The spill on the Claggan River was discovered last weekend with Ballinderry Rivers Trust reporting that “thousands of litres of slurry” were moving downstream to the Killymoon River near Cookstown.

According to Coagh Angling Club, a “massacre” of fish — including young salmon and native dollaghan, as well as breeding and baby trout and eggs — was witnessed several miles upstream of its waters.

On Tuesday (29 March) another incident was reported on a tributary above Coagh weir, where the waters appeared “green with slurry”.

The club’s John Hagan told the Belfast Telegraph that it will take years to recover from the environmental damage.

“We don’t know the full environmental impact of it just yet, but we do know that there's probably about 12-15 miles of river near the source of the Ballinderry which is just dead,” he said.

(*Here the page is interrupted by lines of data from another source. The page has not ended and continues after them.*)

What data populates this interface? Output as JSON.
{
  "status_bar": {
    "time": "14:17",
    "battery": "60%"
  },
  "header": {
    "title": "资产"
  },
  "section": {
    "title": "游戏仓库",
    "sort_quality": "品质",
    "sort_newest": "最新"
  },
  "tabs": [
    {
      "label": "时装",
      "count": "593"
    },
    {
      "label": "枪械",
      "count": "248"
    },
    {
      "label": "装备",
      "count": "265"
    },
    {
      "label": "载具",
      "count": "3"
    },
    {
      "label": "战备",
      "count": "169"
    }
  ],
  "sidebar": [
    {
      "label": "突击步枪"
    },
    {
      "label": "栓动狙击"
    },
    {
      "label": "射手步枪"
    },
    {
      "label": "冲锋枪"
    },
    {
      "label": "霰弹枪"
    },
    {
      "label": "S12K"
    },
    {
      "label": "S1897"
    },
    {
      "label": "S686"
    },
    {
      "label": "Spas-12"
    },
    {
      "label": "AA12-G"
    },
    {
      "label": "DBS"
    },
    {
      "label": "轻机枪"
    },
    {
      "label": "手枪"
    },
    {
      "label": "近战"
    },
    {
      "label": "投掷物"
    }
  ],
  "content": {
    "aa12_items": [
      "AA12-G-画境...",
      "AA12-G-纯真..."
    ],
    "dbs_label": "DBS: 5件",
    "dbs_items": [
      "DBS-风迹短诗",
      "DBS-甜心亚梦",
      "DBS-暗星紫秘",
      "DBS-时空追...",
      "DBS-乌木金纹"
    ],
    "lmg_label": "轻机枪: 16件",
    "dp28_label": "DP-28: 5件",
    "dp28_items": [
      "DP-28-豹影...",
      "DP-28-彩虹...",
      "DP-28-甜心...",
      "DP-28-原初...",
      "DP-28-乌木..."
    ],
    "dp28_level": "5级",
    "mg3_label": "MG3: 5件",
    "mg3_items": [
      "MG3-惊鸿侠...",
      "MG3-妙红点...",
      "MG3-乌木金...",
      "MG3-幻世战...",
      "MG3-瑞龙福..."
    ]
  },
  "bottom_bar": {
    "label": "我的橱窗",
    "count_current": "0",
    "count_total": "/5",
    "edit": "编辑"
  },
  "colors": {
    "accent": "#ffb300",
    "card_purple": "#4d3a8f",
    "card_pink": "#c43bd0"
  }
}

The Belfast Telegraph has more on the story HERE.

Published in Angling